HC Deb 23 March 1995 vol 257 cc468-70
2. Mrs. Gillan

To ask the Minister of Agriculture, Fisheries and Food what recent assessment he has made of fraud in the common agricultural policy; and if he will make a statement. [13875]

9. Mr. Whittingdale

To ask the Minister of Agriculture, Fisheries and Food what estimate he has made of the proportion of expenditure under the common agricultural policy in Europe which is lost in fraud. [13883]

The Minister of Agriculture, Fisheries and Food (Mr. William Waldegrave)

The Government are vigorously pressing for action to combat fraud. There is no very reliable estimate of what is lost in fraud, for obvious reasons, but action to counter it is becoming much more effective.

Mrs. Gillan

Does my right hon. Friend agree that satellite technology is vital in combatting fraud, as has been evidenced recently by the use of imagery to detect potential overpayments on durum wheat to Italy? Is he aware that the national remote sensing centre this morning met representatives of the Department of Trade and the British national space centre to consider the further potential of using satellites for detecting fraud and in agricultural management? Will he undertake to meet representatives of the DTI and to study the NRSC report so that we can continue to exploit this potential, which is valuable British expertise?

Mr. Waldegrave

My hon. Friend is right, and gives an example of a real case—the attempted durum wheat fraud in Italy. The interesting thing is that the satellite information was able to prevent the fraud, which is better than pursuing it afterwards. All the member states, apart from Luxembourg, which perhaps is small enough not to need satellites to look at its territory, were either using remote sensing as a control tool by 1994 or, as in the United Kingdom, doing trials on it. My officials and the officials of the intervention board are indeed in close touch with the British national space centre, so progress is being made on the matter; it is a very good technique.

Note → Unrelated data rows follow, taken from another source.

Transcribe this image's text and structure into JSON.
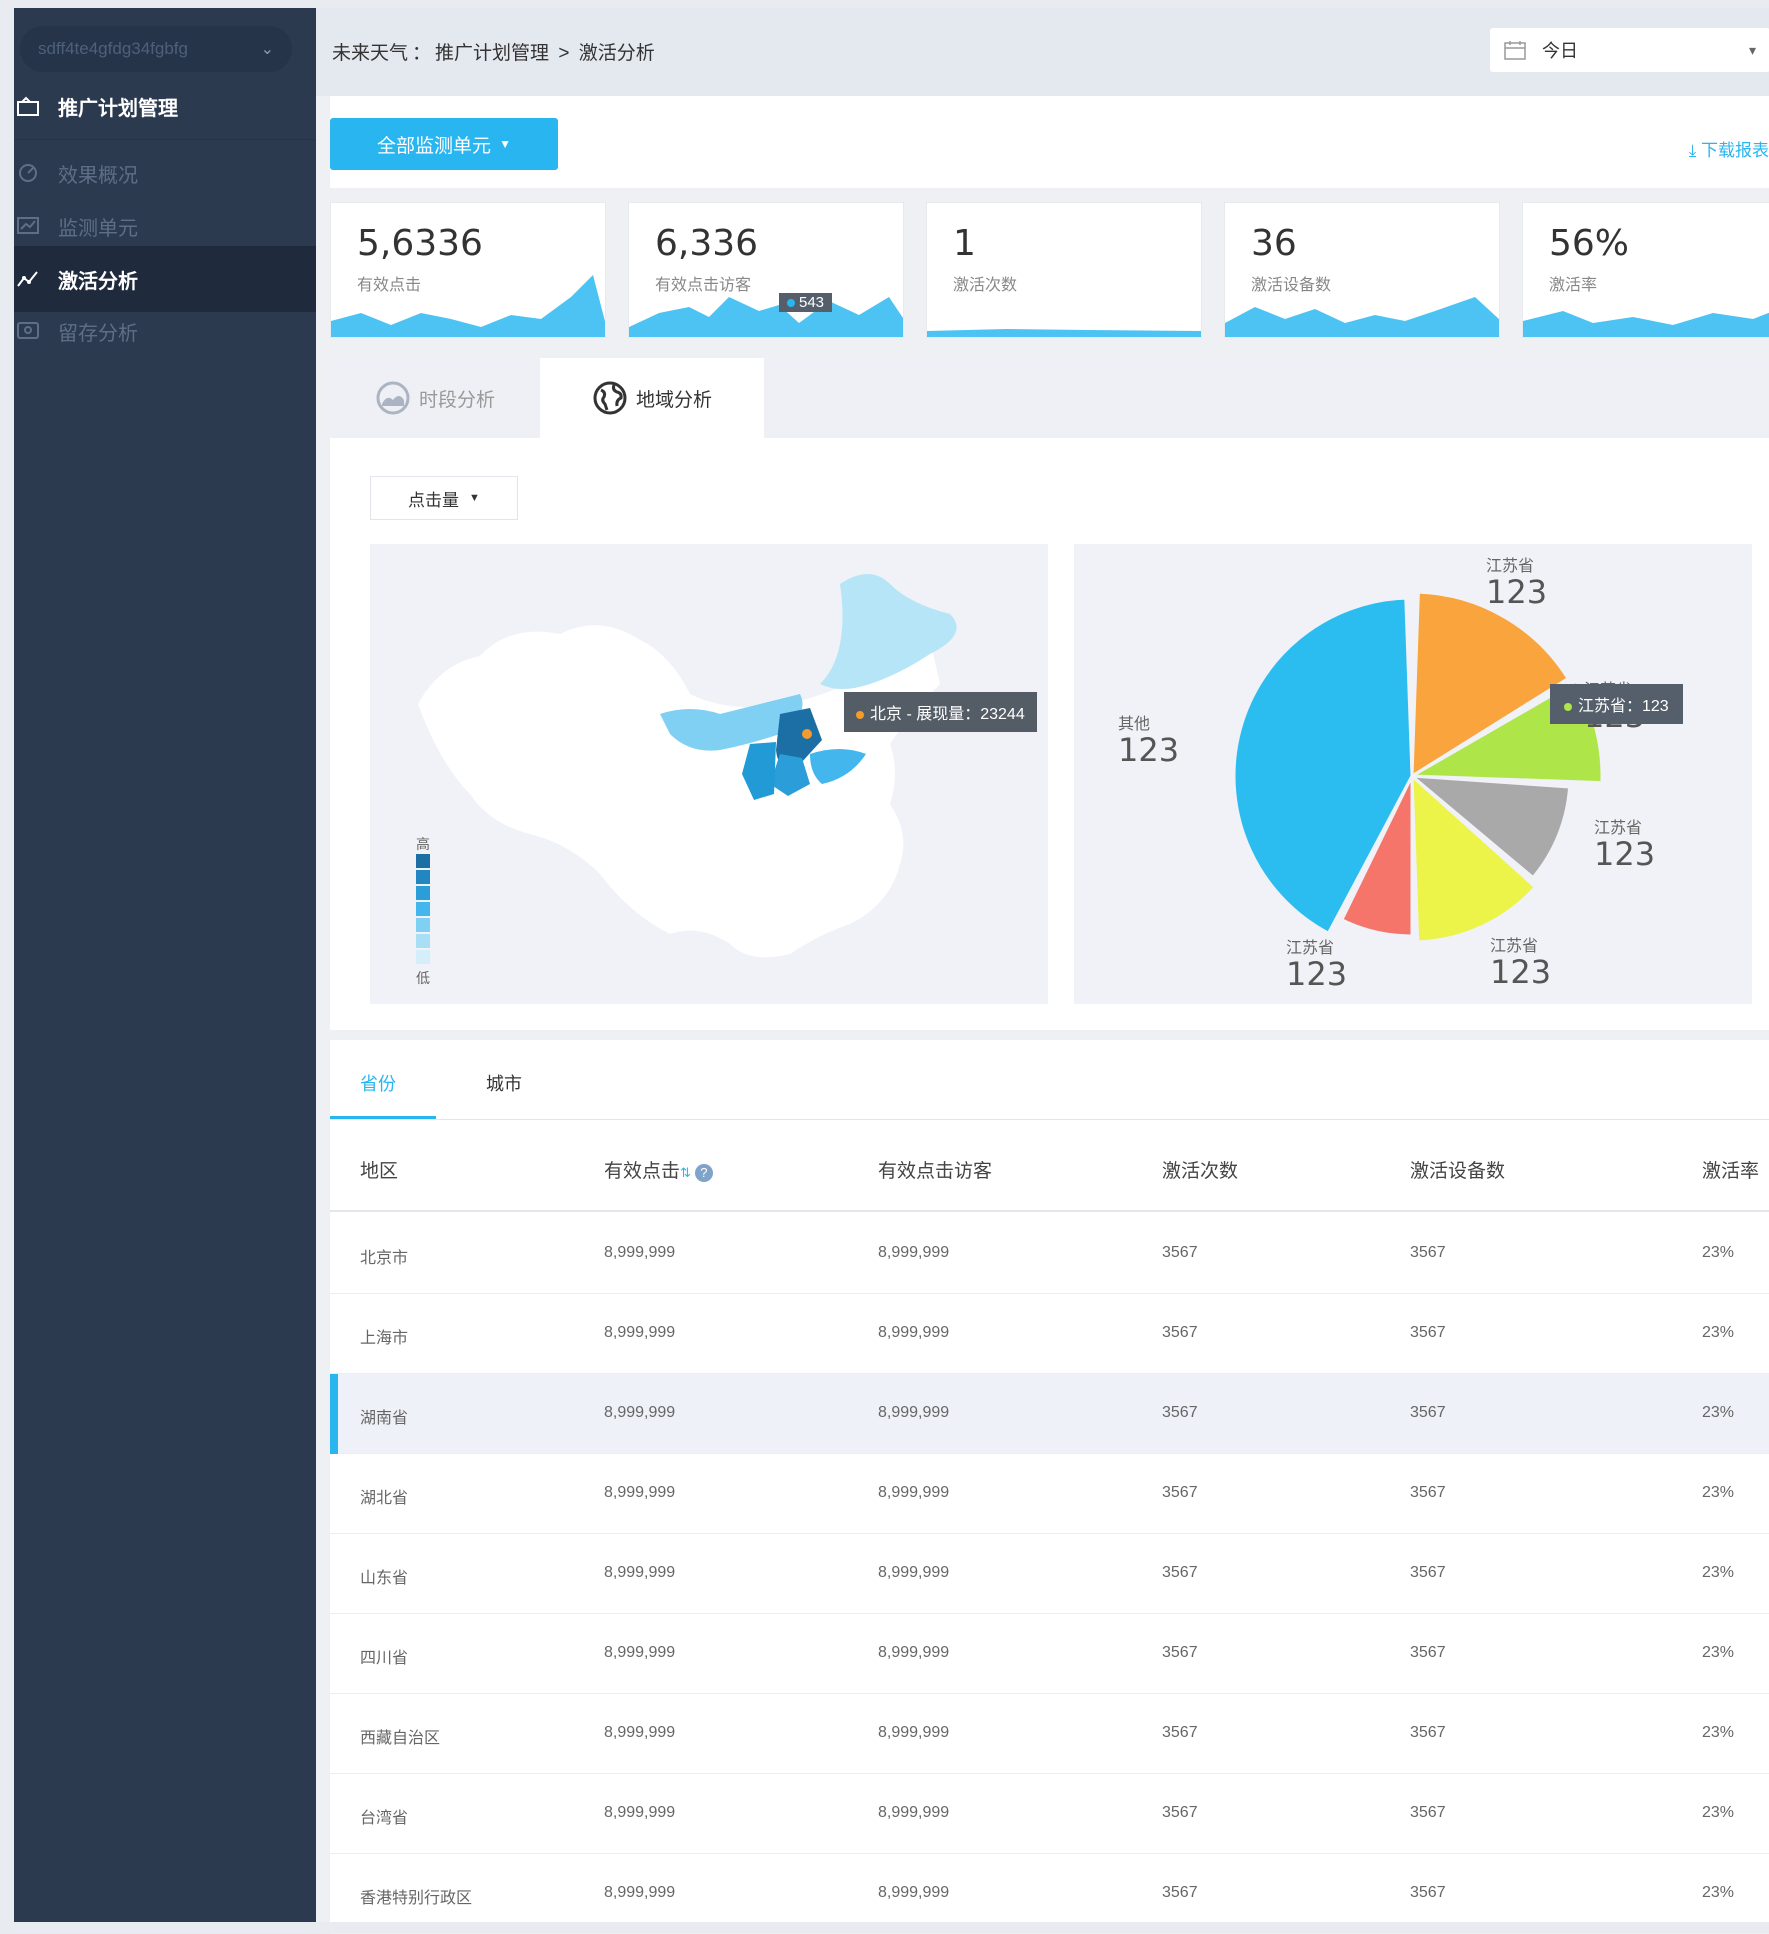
{
  "sidebar": {
    "account": "sdff4te4gfdg34fgbfg",
    "items": [
      {
        "label": "推广计划管理"
      },
      {
        "label": "效果概况"
      },
      {
        "label": "监测单元"
      },
      {
        "label": "激活分析"
      },
      {
        "label": "留存分析"
      }
    ]
  },
  "header": {
    "breadcrumb": [
      "未来天气",
      "：",
      "推广计划管理",
      ">",
      "激活分析"
    ],
    "date_value": "今日"
  },
  "actions": {
    "unit_button": "全部监测单元",
    "download": "下载报表"
  },
  "kpis": [
    {
      "value": "5,6336",
      "label": "有效点击"
    },
    {
      "value": "6,336",
      "label": "有效点击访客",
      "tooltip": "543"
    },
    {
      "value": "1",
      "label": "激活次数"
    },
    {
      "value": "36",
      "label": "激活设备数"
    },
    {
      "value": "56%",
      "label": "激活率"
    }
  ],
  "analysis": {
    "tabs": [
      "时段分析",
      "地域分析"
    ],
    "metric": "点击量",
    "map_tooltip": "北京 - 展现量：23244",
    "legend_high": "高",
    "legend_low": "低",
    "pie_tooltip": "江苏省：123",
    "pie_labels": [
      {
        "name": "江苏省",
        "value": "123"
      },
      {
        "name": "江苏省",
        "value": "123"
      },
      {
        "name": "江苏省",
        "value": "123"
      },
      {
        "name": "江苏省",
        "value": "123"
      },
      {
        "name": "江苏省",
        "value": "123"
      },
      {
        "name": "其他",
        "value": "123"
      }
    ]
  },
  "chart_data": {
    "type": "pie",
    "slices": [
      {
        "label": "江苏省",
        "value": 123,
        "color": "#f9a43d"
      },
      {
        "label": "江苏省",
        "value": 123,
        "color": "#aee64a"
      },
      {
        "label": "江苏省",
        "value": 123,
        "color": "#a9a9a9"
      },
      {
        "label": "江苏省",
        "value": 123,
        "color": "#ecf44a"
      },
      {
        "label": "江苏省",
        "value": 123,
        "color": "#f5756b"
      },
      {
        "label": "其他",
        "value": 123,
        "color": "#2bbcf0"
      }
    ]
  },
  "table": {
    "tabs": [
      "省份",
      "城市"
    ],
    "headers": [
      "地区",
      "有效点击",
      "有效点击访客",
      "激活次数",
      "激活设备数",
      "激活率"
    ],
    "rows": [
      [
        "北京市",
        "8,999,999",
        "8,999,999",
        "3567",
        "3567",
        "23%"
      ],
      [
        "上海市",
        "8,999,999",
        "8,999,999",
        "3567",
        "3567",
        "23%"
      ],
      [
        "湖南省",
        "8,999,999",
        "8,999,999",
        "3567",
        "3567",
        "23%"
      ],
      [
        "湖北省",
        "8,999,999",
        "8,999,999",
        "3567",
        "3567",
        "23%"
      ],
      [
        "山东省",
        "8,999,999",
        "8,999,999",
        "3567",
        "3567",
        "23%"
      ],
      [
        "四川省",
        "8,999,999",
        "8,999,999",
        "3567",
        "3567",
        "23%"
      ],
      [
        "西藏自治区",
        "8,999,999",
        "8,999,999",
        "3567",
        "3567",
        "23%"
      ],
      [
        "台湾省",
        "8,999,999",
        "8,999,999",
        "3567",
        "3567",
        "23%"
      ],
      [
        "香港特别行政区",
        "8,999,999",
        "8,999,999",
        "3567",
        "3567",
        "23%"
      ]
    ]
  },
  "colors": {
    "accent": "#29b6f0",
    "sidebar": "#2b3a4f",
    "sidebar_active": "#1f2b3c"
  }
}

Mr. Whittingdale

Will my right hon. Friend make every effort to ensure that other member states in the European Community attach the same importance as we do to tackling fraud in the CAP? Will he further ensure that, when large-scale fraud is uncovered, member states are subjected to heavy fines, and that they are made to pay those fines in full?

Mr. Waldegrave

My hon. Friend is right. In the most recent year for which the accounts are completely closed, there was £1.2 billion of disallowance against member states, which is a large sum of money. I am proud to say that only £2 million of that related to the United Kingdom. There are beginning to be serious penalties and we welcome that, but there is more to do.

Mr. Tyler

May I put a little more pressure on the Minister regarding milk quota in other member states? He will have noticed, in the debate on Tuesday, that Members on both sides of the House expressed anxiety about both fraud and inadequate control mechanisms, especially in relation to milk quota. I know that that may involve long discussions, but I hope that he will be able to give us a progress report and also say what initiatives he intends to take here to deal with the current milk quota crisis that is affecting us so badly.

Mr. Waldegrave

Several different issues are involved in what the hon. Gentleman says. First, there is the issue of the proper enforcement of milk quotas in other countries. Very large disallowances against Greece, Spain and Italy have been enforced, and the Commissioner has to report to the Council of Ministers by 31 March on the position in those countries before we approve any payments to them for the future.

In this country, we would like quotas to be tradeable across boundaries, which would help us. I am arguing for that in the Community.

Dr. Strang

Does the Minister agree with the chief agricultural official at the European Court of Auditors who said that fraud was inherent in the CAP? Is it not clear that, as long as we are taking surplus farm production into state intervention, and as long as the movement of agricultural commodities across the European frontier can attract large export rebate subsidies, we shall always have a major fraud problem?

Is fraud not another reason why we should end state intervention buying and export subsidies, and replace those arrangements with other means for supporting our agricultural industry?

Mr. Waldegrave

I agree with the hon. Gentleman that many of the range of quantitative controls introduced after MacShany are vulnerable to fraud. That is one reason among many for getting back to a much freer market. We had fraud in the old days under the deficiency payment system. Whenever one is involved in the business of paying people to produce goods, one is vulnerable to fraud, which is why it is ultimately better to leave the business to the market.